Afterwards, he added, as he grew older, all that nervousness wore off completely; and I observed his weary eyes gaze steadily ahead, as if there had been nothing between him and the straight line of sea and sky, where whatever a seaman is looking for is first bound to appear.
One day, Jimmie came home, sat down in a chair and began to wriggle about with a new and strange nervousness.

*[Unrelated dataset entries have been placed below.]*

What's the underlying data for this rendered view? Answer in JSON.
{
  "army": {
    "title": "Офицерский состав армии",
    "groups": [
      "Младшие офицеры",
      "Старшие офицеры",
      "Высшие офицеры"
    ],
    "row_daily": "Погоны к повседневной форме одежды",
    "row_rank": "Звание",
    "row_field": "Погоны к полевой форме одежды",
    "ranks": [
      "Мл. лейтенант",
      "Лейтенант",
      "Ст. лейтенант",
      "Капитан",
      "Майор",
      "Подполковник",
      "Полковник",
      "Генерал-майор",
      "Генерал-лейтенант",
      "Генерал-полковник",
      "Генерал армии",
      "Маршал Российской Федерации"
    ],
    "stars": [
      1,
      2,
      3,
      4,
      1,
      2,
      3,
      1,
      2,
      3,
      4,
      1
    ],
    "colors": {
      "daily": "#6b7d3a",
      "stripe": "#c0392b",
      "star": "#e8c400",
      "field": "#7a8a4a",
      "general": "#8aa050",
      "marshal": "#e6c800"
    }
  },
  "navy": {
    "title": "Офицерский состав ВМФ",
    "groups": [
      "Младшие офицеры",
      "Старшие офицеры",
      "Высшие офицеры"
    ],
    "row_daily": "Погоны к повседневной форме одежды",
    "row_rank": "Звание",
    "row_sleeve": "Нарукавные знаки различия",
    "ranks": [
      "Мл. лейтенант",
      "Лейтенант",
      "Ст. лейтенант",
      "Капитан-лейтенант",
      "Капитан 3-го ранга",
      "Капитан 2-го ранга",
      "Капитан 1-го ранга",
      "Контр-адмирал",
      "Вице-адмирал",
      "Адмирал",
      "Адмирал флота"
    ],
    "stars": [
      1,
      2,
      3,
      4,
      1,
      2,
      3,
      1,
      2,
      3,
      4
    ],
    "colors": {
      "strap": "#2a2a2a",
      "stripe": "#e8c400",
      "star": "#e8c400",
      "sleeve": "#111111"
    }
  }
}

At last he spoke shamefacedly.
The first time Stubb lowered with him, Pip evinced much nervousness; but happily, for that time, escaped close contact with the whale; and therefore came off not altogether discreditably; though Stubb observing him, took care, afterwards, to exhort him to cherish his courageousness to the utmost, for he might often find it needful.
But the nervousness that assailed him at the door of that inglorious haunt - a pawnshop - and the effort necessary to invent the pseudonym (which, somehow, seemed to him a necessary part of the procedure), had taken more time than he imagined: and when he returned to the billiard-room with the spoils, the bank had already closed its doors.
Next a band of ragged workmen met me, and jostled me boorishly as they passed; upon which nervousness overtook me, and I felt uneasy, and tried hard not to think of the money that was my errand.
His oddness of speech, his gaucheries, his ignorances and nervousness had all been so lightly treated that they had been brushed away almost insensibly.
"It is merely nervousness," she said with chattering teeth.
He was very red in the face, whether from the cool November night or nervousness, and every movement, from the way he wrung his hands to the way he jerked his head to right and left, as though a vision drew him now to the door, now to the window, bespoke his horrible discomfort under the stare of so many eyes.